The access to justice gap

The access to justice gap 10 April 2012

Research demonstrates that when people have legal problems they do not rush to see lawyers or file lawsuits. In our recently published Trend Report 'Towards Basic Justice Care for Everyone: Challenges and Promising Approaches 2012' it is estimated that there are between 200 and 400 serious and difficult-to-solve problems a year per 1 million adults, but only about 15 of these problems will ever reach a court room or other adjudication institution.

At the same time, every study finds that there is a formidable group of people who report an experience with a legal problem but did nothing to solve it. A recent study from Ukraine, for instance, reports that 41% of the respondents did not take any action to solve serious and impactful legal problems. Shame, embarrassment, perceived and experienced costs, disbelief that something can be done as well as perceptions that the problem is not that serious are the most frequently cited reasons for remaining passive. Even if people do take steps to solve disputes and grievances they do not always reach a fair outcome.

There is no systematic research on the epidemiology of legal problems yet, but the studies that have been conducted in over 30 countries suggest that in many countries only around 50% of problems are solved in a satisfactory way, whereas 75% is possible.

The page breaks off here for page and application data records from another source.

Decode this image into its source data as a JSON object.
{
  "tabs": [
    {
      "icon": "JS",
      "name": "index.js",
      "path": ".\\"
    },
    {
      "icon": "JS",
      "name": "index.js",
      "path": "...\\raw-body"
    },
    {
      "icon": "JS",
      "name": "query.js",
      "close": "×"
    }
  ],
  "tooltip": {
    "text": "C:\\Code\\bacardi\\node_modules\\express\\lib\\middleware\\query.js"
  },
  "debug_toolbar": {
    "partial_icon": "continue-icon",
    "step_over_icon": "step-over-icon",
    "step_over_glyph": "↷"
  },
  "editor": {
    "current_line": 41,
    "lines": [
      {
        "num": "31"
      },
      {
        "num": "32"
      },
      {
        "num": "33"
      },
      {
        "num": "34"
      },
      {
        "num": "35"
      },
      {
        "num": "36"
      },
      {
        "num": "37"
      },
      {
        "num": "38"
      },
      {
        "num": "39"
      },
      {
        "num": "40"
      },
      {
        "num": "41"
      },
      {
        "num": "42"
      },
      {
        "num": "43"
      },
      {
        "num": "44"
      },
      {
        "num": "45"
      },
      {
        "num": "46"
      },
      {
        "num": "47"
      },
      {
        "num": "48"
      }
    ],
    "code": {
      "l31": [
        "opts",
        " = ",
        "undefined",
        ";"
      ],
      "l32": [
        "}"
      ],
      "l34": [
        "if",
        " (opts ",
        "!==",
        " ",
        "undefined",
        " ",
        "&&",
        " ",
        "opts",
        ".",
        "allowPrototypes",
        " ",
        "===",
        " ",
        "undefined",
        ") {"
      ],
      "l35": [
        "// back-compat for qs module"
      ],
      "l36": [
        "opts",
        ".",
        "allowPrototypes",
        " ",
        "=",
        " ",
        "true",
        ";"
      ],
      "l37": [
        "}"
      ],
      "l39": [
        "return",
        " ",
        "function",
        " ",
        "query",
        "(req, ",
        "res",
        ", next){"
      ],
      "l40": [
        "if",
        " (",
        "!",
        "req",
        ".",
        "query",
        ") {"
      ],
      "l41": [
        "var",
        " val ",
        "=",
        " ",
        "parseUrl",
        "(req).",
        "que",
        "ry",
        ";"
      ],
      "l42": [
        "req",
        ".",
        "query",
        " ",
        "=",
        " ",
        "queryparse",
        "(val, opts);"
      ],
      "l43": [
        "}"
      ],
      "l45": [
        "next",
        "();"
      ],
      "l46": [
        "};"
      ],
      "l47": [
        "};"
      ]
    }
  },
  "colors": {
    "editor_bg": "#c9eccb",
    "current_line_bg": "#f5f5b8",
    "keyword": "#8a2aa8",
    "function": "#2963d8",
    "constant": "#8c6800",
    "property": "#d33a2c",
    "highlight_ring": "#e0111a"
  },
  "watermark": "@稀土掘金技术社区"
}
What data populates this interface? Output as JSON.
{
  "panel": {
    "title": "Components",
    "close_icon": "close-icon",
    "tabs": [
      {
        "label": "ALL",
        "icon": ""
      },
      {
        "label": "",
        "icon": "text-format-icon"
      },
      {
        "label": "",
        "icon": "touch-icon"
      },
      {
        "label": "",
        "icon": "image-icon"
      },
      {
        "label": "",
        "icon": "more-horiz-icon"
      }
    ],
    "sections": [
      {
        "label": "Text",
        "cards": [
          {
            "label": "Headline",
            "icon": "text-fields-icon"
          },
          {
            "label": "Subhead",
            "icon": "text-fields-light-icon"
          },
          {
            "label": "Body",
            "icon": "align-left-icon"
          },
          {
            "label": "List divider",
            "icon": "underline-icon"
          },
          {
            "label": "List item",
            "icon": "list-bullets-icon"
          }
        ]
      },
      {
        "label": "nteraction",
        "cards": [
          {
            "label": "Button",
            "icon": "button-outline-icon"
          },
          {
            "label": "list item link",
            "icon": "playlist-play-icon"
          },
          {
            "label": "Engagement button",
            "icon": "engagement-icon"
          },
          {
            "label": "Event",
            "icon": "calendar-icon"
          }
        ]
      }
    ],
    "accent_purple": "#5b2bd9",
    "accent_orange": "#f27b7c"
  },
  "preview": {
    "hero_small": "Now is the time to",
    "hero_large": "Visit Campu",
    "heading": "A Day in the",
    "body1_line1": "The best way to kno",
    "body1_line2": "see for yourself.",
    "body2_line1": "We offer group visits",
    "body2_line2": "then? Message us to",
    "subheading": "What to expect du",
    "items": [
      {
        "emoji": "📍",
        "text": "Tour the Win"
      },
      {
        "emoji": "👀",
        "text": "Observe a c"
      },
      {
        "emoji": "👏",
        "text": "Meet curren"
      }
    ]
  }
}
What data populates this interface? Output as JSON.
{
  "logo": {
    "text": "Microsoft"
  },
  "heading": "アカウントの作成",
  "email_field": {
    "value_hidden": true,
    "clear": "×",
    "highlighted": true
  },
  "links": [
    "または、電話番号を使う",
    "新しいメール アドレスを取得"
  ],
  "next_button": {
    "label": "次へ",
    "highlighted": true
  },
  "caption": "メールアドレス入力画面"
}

Read more on Access to Justice Gap
Executive Summary and full Trend Report available here